I was reading Calvin's commentary on the letter to the Hebrews, in light of my recent exploration of this epistle, and I came across an interest comment on Heb 2.11:
ὅ τε γὰρ ἁγιάζων καὶ οἱ ἁγιαζόμενοι ἐξ ἑνὸς πάντες.
For the one who is sanctifying and the ones being sanctified are all of one.
Different translations understand the "of one" here differently. NIV interprets it "of one family"; NRSV interprets it "all have one Father." Calvin understands the phrase to refer rather to a common human nature:
Hence he says, that they are all of one, that is, that the author of holiness and we who are made partakers of it, are all of one nature, as I understand the expression. It is commonly understood of one Adam; and some refer it to God, and not without reason; but I rather think that one nature is meant, and one I consider to be in the neuter gender, as though he had said, that they are made out of the same mass.
Calvin goes on to say that this is a spiritually fruitful teaching:
It avails not, indeed, a little to increase our confidence, that we are united to the Son of God by a bond so close, that we can find in our nature that holiness of which we are in want; for he not only as God sanctifies us, but there is also the power of sanctifying in his human nature; not that it has it from itself, but that God had poured upon it a perfect fullness of holiness, so that from it we may all draw.
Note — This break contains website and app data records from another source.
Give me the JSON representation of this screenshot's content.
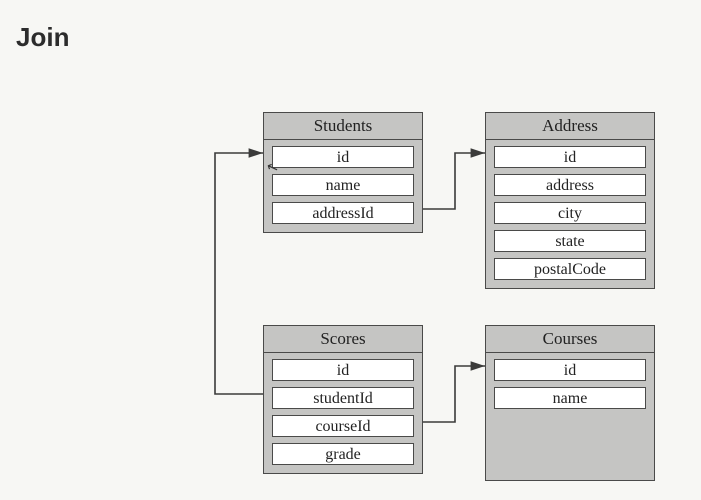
{
  "title": "Join",
  "tables": {
    "students": {
      "name": "Students",
      "fields": [
        "id",
        "name",
        "addressId"
      ]
    },
    "address": {
      "name": "Address",
      "fields": [
        "id",
        "address",
        "city",
        "state",
        "postalCode"
      ]
    },
    "scores": {
      "name": "Scores",
      "fields": [
        "id",
        "studentId",
        "courseId",
        "grade"
      ]
    },
    "courses": {
      "name": "Courses",
      "fields": [
        "id",
        "name"
      ]
    }
  },
  "relations": [
    {
      "from": "students.addressId",
      "to": "address.id"
    },
    {
      "from": "scores.studentId",
      "to": "students.id"
    },
    {
      "from": "scores.courseId",
      "to": "courses.id"
    }
  ]
}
And to this point this sentence refers, "For their sakes I sanctify myself." (John xvii. 19.) If, then, we are sinful and unclean, we have not to go far to seek a remedy; for it is offered to us in our own flesh.
The idea seems to be that the Son's incarnation and assumption of human nature has an effect on all of human nature, since it is shared among Christ and other human persons (cf. v. 14). Or at the very least it is available to those who've united themselves to Christ through baptism and the Eucharist. Thus there is a kind of empowerment of the person united to Christ in this very intimate way, so that she is strengthened from her own nature to rise above the quotidian impurity and unholiness which was her default state.
Here Calvin endorses what is typically a very Eastern notion, that Christ's incarnation has effected a fundamental change in human nature as such. This transformation strengthens and enables humanity to begin to embody the holiness which God desires. In more explicitly Eastern terms, the Son through his incarnation has sanctified and divinized humanity, so that humanity may undergo theosis or deification through unity with him. This is some ways off from that pessimistic Calvinism that posits no significant moral change or empowerment in the human person, and which harps on and on about our own miserable, utter depravity in comparison to Christ -- as if we weren't united with and empowered by him!